I ran across a post at File770.com featuring the third volume of a collection of stories eligible for the 1941 Retro Hugo Awards at next year’s Worldcon. The collection is an ongoing project by File770 user von Dimpleheimer.
Since the third volume is a big batch of stories by Henry Kuttner and Ray Cummings I followed the link and grabbed a copy, only to discover that von Dimpleheimer had made the eBook cover with my very own Pulp-O-Mizer. This put a smile all over my face. Like, actually, all over my face.
So I went back and downloaded the first two volumes and, sure enough, they had also been Pulp-O-Mized. This may be my very favorite use of the Pulp-O-Mizer to date.

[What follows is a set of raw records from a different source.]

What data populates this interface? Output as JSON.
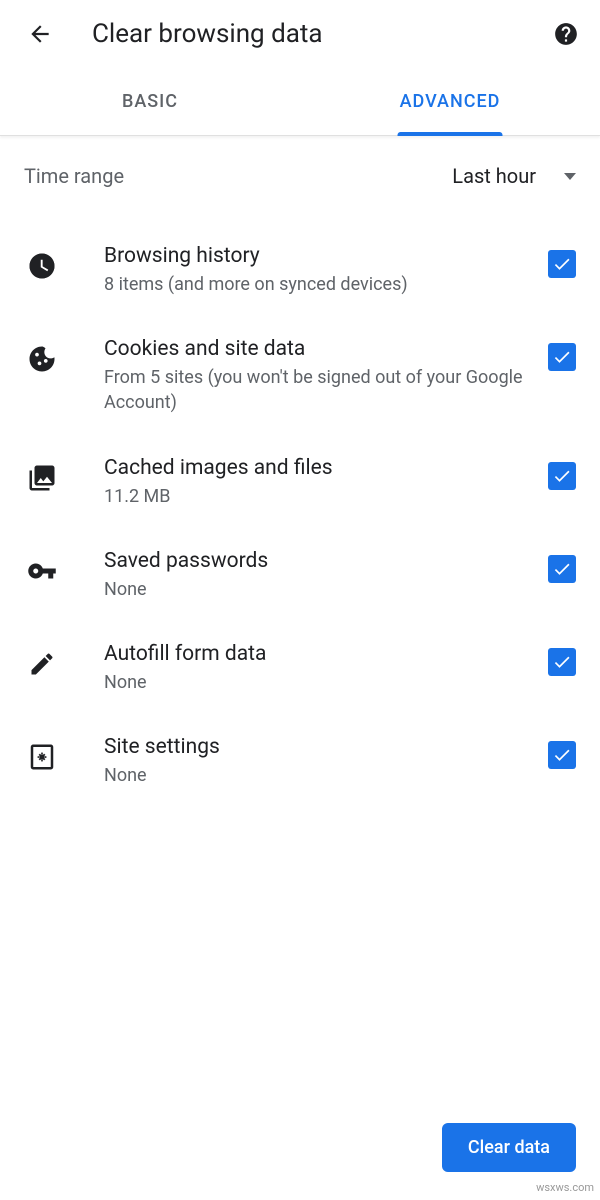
{
  "header": {
    "title": "Clear browsing data"
  },
  "tabs": {
    "basic": "BASIC",
    "advanced": "ADVANCED"
  },
  "time_range": {
    "label": "Time range",
    "value": "Last hour"
  },
  "items": [
    {
      "title": "Browsing history",
      "subtitle": "8 items (and more on synced devices)",
      "checked": true
    },
    {
      "title": "Cookies and site data",
      "subtitle": "From 5 sites (you won't be signed out of your Google Account)",
      "checked": true
    },
    {
      "title": "Cached images and files",
      "subtitle": "11.2 MB",
      "checked": true
    },
    {
      "title": "Saved passwords",
      "subtitle": "None",
      "checked": true
    },
    {
      "title": "Autofill form data",
      "subtitle": "None",
      "checked": true
    },
    {
      "title": "Site settings",
      "subtitle": "None",
      "checked": true
    }
  ],
  "footer": {
    "clear_button": "Clear data"
  },
  "watermark": "wsxws.com",
  "colors": {
    "accent": "#1a73e8",
    "text_primary": "#202124",
    "text_secondary": "#5f6368"
  }
}
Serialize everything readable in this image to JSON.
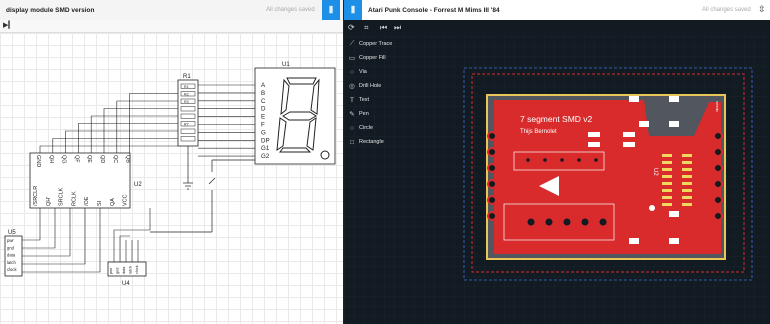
{
  "left_pane": {
    "title": "display module SMD version",
    "saved_status": "All changes saved",
    "play_icon": "▶▎"
  },
  "schematic": {
    "resistor_label": "R1",
    "resistor_rows": [
      "R1",
      "R2",
      "R3",
      "",
      "",
      "R7",
      "",
      ""
    ],
    "display_label": "U1",
    "display_pins": [
      "A",
      "B",
      "C",
      "D",
      "E",
      "F",
      "G",
      "DP",
      "G1",
      "G2"
    ],
    "shift_label": "U2",
    "shift_pins": [
      "GND",
      "QH",
      "QG",
      "QF",
      "QE",
      "QD",
      "QC",
      "QB",
      "/SRCLR",
      "QH'",
      "SRCLK",
      "RCLK",
      "/OE",
      "SI",
      "QA",
      "VCC"
    ],
    "header_left_label": "U5",
    "header_left_pins": [
      "pwr",
      "gnd",
      "data",
      "latch",
      "clock"
    ],
    "header_bottom_label": "U4",
    "header_bottom_pins": [
      "pwr",
      "gnd",
      "data",
      "latch",
      "clock"
    ]
  },
  "right_pane": {
    "title": "Atari Punk Console - Forrest M Mims III '84",
    "saved_status": "All changes saved",
    "tools": [
      {
        "icon": "trace-icon",
        "glyph": "⟋",
        "label": "Copper Trace"
      },
      {
        "icon": "fill-icon",
        "glyph": "▭",
        "label": "Copper Fill"
      },
      {
        "icon": "via-icon",
        "glyph": "○",
        "label": "Via"
      },
      {
        "icon": "drill-icon",
        "glyph": "◎",
        "label": "Drill Hole"
      },
      {
        "icon": "text-icon",
        "glyph": "T",
        "label": "Text"
      },
      {
        "icon": "pen-icon",
        "glyph": "✎",
        "label": "Pen"
      },
      {
        "icon": "circle-icon",
        "glyph": "○",
        "label": "Circle"
      },
      {
        "icon": "rect-icon",
        "glyph": "□",
        "label": "Rectangle"
      }
    ]
  },
  "pcb": {
    "board_title": "7 segment SMD v2",
    "author": "Thijs Bernolet",
    "silk_top": "schmtc",
    "u_label": "U2"
  },
  "colors": {
    "accent_blue": "#1e8fe6",
    "copper_red": "#d92b2b",
    "board_edge": "#e8c65a",
    "pcb_bg": "#121a22"
  }
}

But I started out by looking for the stories, and of course I found them, too. Now, I’m a big believer in the Henry Kuttner/C.L. Moore cooperative, but I don’t think I’ve read Cummings before. I’m having a great time correcting that oversight.
There’s a lot of variety in the stories. This is partly due to the different magazines they were written for – Cummings’ WeirdTalesian stories for the horror magazines are entirely different from his SF and humorous pieces. And you also have to factor in the astonishing rate at which these pulp writers ground out their work. Every story in this volume was written in the year 1940: there are twenty-three by Kuttner, and thirty by Cummings. That’s not their whole output; that’s just what’s included here. These writers were just pounding those words out.
There are places where this shows, of course, but Cummings has already taken a place on my virtual humor shelf next to Kuttner and Fredric Brown. That’s largely on the strength of one story, World Upside Down, but I’m sure there will be more. (The Vanishing Men, while it’s not about time travel, underscores one problem with time travel that’s always overlooked.)